Information:
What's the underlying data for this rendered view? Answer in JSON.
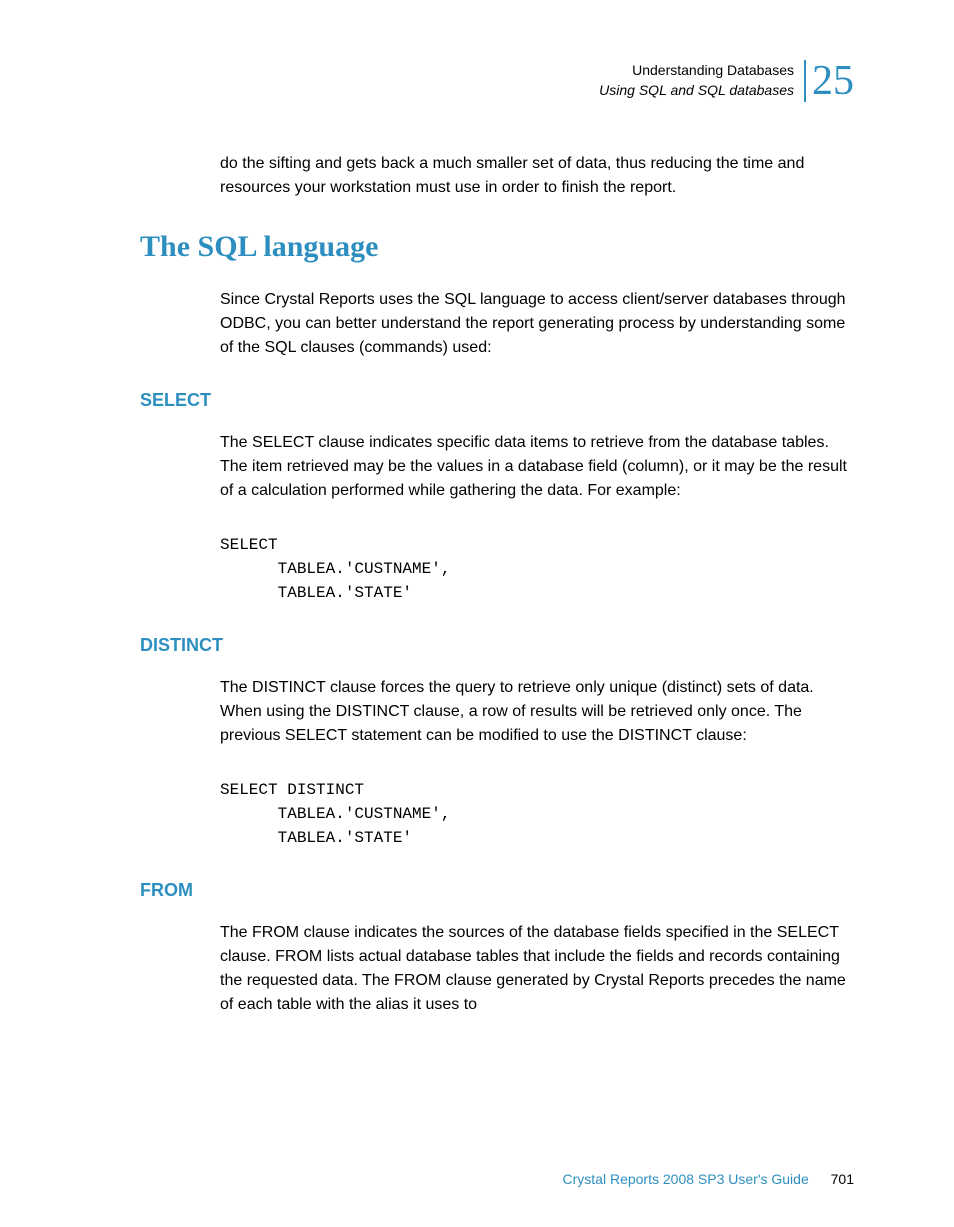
{
  "header": {
    "line1": "Understanding Databases",
    "line2": "Using SQL and SQL databases",
    "chapter": "25"
  },
  "intro_continuation": "do the sifting and gets back a much smaller set of data, thus reducing the time and resources your workstation must use in order to finish the report.",
  "main_heading": "The SQL language",
  "main_para": "Since Crystal Reports uses the SQL language to access client/server databases through ODBC, you can better understand the report generating process by understanding some of the SQL clauses (commands) used:",
  "sections": {
    "select": {
      "title": "SELECT",
      "para": "The SELECT clause indicates specific data items to retrieve from the database tables. The item retrieved may be the values in a database field (column), or it may be the result of a calculation performed while gathering the data. For example:",
      "code": "SELECT\n      TABLEA.'CUSTNAME',\n      TABLEA.'STATE'"
    },
    "distinct": {
      "title": "DISTINCT",
      "para": "The DISTINCT clause forces the query to retrieve only unique (distinct) sets of data. When using the DISTINCT clause, a row of results will be retrieved only once. The previous SELECT statement can be modified to use the DISTINCT clause:",
      "code": "SELECT DISTINCT\n      TABLEA.'CUSTNAME',\n      TABLEA.'STATE'"
    },
    "from": {
      "title": "FROM",
      "para": "The FROM clause indicates the sources of the database fields specified in the SELECT clause. FROM lists actual database tables that include the fields and records containing the requested data. The FROM clause generated by Crystal Reports precedes the name of each table with the alias it uses to"
    }
  },
  "footer": {
    "guide": "Crystal Reports 2008 SP3 User's Guide",
    "page": "701"
  }
}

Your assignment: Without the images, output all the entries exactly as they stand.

Solved exercise:
What's the underlying data for this rendered view? Answer in JSON.
{
  "header": {
    "line1": "Understanding Databases",
    "line2": "Using SQL and SQL databases",
    "chapter": "25"
  },
  "intro_continuation": "do the sifting and gets back a much smaller set of data, thus reducing the time and resources your workstation must use in order to finish the report.",
  "main_heading": "The SQL language",
  "main_para": "Since Crystal Reports uses the SQL language to access client/server databases through ODBC, you can better understand the report generating process by understanding some of the SQL clauses (commands) used:",
  "sections": {
    "select": {
      "title": "SELECT",
      "para": "The SELECT clause indicates specific data items to retrieve from the database tables. The item retrieved may be the values in a database field (column), or it may be the result of a calculation performed while gathering the data. For example:",
      "code": "SELECT\n      TABLEA.'CUSTNAME',\n      TABLEA.'STATE'"
    },
    "distinct": {
      "title": "DISTINCT",
      "para": "The DISTINCT clause forces the query to retrieve only unique (distinct) sets of data. When using the DISTINCT clause, a row of results will be retrieved only once. The previous SELECT statement can be modified to use the DISTINCT clause:",
      "code": "SELECT DISTINCT\n      TABLEA.'CUSTNAME',\n      TABLEA.'STATE'"
    },
    "from": {
      "title": "FROM",
      "para": "The FROM clause indicates the sources of the database fields specified in the SELECT clause. FROM lists actual database tables that include the fields and records containing the requested data. The FROM clause generated by Crystal Reports precedes the name of each table with the alias it uses to"
    }
  },
  "footer": {
    "guide": "Crystal Reports 2008 SP3 User's Guide",
    "page": "701"
  }
}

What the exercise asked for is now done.